Manuell’s main concern is her tenant’s experience living in the apartment, she said. She wants her guests to feel pampered. She stocks food in their room, prepares breakfast upon request and provides local tourism information.

At the same time, she tries to leave them alone.

“They just like the fact that it’s not the hotel. It’s private,” Manuell said. “They can enjoy the backyard, they can walk to the neighborhood.”

She recalls a woman with twin babies loved to walk around the neighborhood every day during their stay.

Gloria Chen, director of the Intensive English Program at Indiana Tech, said she lived in an Airbnb while visiting New York.

“We stayed there for 10 days, and every day we felt that we owned that place,” Chen said. “So we’re the hosts and host ourselves. And we were able to buy groceries and cook food for ourselves and for our daughter. It’s like home away from home.”

Manuell said she has good experiences with her guests because they bring interesting stories.

She has had guests from Great Britain, Switzerland and Guatemala. The guests have been musicians, athletes and full-time travelers.

She remembers two men from Norway came to get their baby from a surrogate, and they stayed in her place for the baby’s first three weeks of life.

“How fun is that!” Maneull said. “How would I ever meet people from Norway? Probably never.”

Nevertheless, the American Hotel & Lodging Association reports not everyone is satisfied with Airbnb, especially the traditional hotel industry feels threatened by Airbnb.

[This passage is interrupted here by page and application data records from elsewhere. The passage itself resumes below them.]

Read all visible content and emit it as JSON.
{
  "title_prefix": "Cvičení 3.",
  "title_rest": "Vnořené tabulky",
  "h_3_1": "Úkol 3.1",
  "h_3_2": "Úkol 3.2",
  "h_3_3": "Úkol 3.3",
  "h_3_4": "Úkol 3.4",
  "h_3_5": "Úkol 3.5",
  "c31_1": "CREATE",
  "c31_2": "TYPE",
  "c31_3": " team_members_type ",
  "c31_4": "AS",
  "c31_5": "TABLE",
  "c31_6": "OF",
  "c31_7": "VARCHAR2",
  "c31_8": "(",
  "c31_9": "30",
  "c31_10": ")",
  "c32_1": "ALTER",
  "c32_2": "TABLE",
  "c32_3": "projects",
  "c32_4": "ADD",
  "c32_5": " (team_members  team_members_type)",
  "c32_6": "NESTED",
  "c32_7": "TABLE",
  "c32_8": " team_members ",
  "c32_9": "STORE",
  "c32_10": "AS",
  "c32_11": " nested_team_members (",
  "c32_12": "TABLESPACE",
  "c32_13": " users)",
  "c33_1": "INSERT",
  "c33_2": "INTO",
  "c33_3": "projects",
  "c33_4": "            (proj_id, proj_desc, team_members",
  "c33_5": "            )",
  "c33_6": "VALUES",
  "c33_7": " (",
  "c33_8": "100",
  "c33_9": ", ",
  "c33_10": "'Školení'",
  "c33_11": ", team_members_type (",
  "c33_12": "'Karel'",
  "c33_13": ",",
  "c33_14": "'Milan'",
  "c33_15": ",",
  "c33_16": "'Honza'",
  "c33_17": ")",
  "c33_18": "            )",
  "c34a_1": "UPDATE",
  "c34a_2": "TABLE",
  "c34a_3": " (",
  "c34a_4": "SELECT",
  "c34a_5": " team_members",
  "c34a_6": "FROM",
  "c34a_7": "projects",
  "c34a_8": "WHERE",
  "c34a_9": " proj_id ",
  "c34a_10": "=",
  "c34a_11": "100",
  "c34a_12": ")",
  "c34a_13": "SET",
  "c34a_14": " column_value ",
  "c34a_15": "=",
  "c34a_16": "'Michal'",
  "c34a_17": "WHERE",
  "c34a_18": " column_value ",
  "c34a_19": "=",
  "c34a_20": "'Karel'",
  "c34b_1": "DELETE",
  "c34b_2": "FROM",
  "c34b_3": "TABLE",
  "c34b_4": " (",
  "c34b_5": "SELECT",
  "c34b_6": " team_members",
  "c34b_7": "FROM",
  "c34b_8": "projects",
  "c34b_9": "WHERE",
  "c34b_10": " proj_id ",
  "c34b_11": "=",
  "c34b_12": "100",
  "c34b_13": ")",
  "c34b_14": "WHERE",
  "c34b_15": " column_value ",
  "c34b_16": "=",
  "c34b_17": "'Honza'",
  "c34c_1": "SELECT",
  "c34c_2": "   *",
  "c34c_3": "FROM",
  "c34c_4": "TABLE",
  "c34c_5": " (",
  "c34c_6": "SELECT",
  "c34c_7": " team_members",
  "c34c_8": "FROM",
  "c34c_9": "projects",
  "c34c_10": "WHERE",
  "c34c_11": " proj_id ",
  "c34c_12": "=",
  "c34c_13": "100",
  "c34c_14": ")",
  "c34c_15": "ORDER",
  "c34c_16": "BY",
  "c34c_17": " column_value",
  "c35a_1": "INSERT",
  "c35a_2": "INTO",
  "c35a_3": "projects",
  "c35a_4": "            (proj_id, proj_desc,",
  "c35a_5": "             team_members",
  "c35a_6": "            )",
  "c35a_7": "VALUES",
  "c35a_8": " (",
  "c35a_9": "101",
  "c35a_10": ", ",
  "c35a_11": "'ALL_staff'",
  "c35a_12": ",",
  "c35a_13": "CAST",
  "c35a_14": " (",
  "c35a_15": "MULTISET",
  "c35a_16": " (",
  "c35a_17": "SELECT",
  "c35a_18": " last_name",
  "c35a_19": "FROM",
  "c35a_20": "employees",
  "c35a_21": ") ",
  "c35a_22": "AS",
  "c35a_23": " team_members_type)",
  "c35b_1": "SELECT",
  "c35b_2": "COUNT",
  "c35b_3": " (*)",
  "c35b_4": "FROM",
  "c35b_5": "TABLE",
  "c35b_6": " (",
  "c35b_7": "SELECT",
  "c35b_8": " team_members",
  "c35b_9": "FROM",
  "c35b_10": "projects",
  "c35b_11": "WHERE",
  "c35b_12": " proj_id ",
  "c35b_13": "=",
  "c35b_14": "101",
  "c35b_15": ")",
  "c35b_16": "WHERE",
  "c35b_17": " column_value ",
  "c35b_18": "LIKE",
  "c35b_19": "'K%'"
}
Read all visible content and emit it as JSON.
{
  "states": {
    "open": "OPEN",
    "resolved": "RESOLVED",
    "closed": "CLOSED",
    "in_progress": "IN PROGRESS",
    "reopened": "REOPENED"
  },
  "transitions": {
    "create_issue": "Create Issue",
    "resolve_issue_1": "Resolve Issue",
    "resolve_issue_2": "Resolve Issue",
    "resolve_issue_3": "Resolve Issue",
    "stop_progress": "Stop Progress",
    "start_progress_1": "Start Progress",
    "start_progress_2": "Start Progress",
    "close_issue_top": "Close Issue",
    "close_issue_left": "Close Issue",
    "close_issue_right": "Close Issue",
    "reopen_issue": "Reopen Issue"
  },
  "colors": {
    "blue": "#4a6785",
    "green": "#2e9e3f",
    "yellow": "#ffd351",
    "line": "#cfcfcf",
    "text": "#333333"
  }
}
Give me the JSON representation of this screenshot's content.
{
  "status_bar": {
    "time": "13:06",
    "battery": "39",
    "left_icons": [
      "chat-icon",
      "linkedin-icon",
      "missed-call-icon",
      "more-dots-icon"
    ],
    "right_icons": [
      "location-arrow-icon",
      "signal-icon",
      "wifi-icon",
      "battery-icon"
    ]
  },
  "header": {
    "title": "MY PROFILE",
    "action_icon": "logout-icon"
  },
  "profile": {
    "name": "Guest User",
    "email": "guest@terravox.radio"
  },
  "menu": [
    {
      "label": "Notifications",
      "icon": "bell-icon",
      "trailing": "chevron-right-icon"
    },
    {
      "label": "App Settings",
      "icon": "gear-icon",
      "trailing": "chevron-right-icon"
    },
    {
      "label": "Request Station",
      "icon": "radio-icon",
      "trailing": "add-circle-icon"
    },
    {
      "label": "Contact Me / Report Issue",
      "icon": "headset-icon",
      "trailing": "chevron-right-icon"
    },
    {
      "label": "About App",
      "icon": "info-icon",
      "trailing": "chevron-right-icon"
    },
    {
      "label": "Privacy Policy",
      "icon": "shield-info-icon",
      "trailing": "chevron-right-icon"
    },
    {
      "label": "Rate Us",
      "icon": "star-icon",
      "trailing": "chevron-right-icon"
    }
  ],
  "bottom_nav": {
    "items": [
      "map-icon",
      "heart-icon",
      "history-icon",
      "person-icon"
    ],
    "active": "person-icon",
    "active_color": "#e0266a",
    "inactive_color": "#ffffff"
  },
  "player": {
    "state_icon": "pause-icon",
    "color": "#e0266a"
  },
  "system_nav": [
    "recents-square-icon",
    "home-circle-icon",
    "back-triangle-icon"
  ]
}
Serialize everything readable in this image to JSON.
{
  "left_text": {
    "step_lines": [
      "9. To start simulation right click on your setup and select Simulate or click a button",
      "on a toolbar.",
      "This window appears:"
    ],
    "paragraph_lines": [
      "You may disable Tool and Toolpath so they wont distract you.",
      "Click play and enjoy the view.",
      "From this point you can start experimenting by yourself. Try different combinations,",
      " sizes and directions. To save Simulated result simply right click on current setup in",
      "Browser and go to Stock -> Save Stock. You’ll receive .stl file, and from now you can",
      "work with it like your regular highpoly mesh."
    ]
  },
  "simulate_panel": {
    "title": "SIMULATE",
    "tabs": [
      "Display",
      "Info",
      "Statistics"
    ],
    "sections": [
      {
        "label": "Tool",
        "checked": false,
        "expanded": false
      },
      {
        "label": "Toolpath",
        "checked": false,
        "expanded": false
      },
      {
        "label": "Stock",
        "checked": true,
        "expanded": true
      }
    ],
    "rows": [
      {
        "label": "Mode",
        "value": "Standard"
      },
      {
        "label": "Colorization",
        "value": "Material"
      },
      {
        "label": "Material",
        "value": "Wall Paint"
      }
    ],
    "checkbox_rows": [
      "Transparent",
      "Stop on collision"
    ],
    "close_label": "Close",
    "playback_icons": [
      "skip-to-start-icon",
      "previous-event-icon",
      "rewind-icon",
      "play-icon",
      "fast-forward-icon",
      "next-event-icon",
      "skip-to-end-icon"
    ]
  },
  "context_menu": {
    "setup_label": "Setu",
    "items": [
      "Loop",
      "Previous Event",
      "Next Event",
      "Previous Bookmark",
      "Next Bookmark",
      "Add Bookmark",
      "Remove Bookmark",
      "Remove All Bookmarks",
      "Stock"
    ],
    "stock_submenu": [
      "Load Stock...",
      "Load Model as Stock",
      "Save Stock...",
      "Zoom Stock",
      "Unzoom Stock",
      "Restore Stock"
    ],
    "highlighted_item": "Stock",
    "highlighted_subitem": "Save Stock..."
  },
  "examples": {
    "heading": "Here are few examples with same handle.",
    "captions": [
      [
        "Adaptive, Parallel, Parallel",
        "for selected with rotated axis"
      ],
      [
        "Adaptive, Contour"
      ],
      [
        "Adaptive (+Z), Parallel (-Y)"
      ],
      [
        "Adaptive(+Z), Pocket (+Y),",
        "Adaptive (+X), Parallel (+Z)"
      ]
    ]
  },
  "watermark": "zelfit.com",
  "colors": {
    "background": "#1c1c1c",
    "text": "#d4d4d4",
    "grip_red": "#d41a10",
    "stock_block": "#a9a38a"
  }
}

Martha Coussement, assistant professor in the department of hospitality and tourism management at IPFW, said Airbnb has impacted the traditional hotel industry. She suggests the industry enhance guest experiences to compete.

“They need to find out what you want. What they need to do is give you the experiences that you search for,” Coussement said. “That’s a design issue. Do something different. Customize your experiences. Because that’s what guests are looking for.”

Others question the safety issue of using Airbnb, and Fox News reports that some guests have disturbed neighbors. A few hosts have even sexually abused their guests.

However, Cherry Ang, a junior human service major, said she never had security problems when staying with Airbnb.

Airbnb offers tips and guidelines of choosing hosts and guests, Ang said, and trust is the foundation of using the site.

Manuell said she trusts her guests, and plans to continue her business.

“I love having parties, I love having people for dinner. This is just an extension of that,” Manuell said, “so I think if you like people and you like to meet new people, this is the perfect way to do it.”

If she could get an apartment on the downtown Fort Wayne waterfront, Manuell said, she would open another Airbnb in the future.afternoon, a car pulls up to her driveway. Today’s guest has arrived.

Manuell is walking him to his room, and he starts his stay with wine from the basket.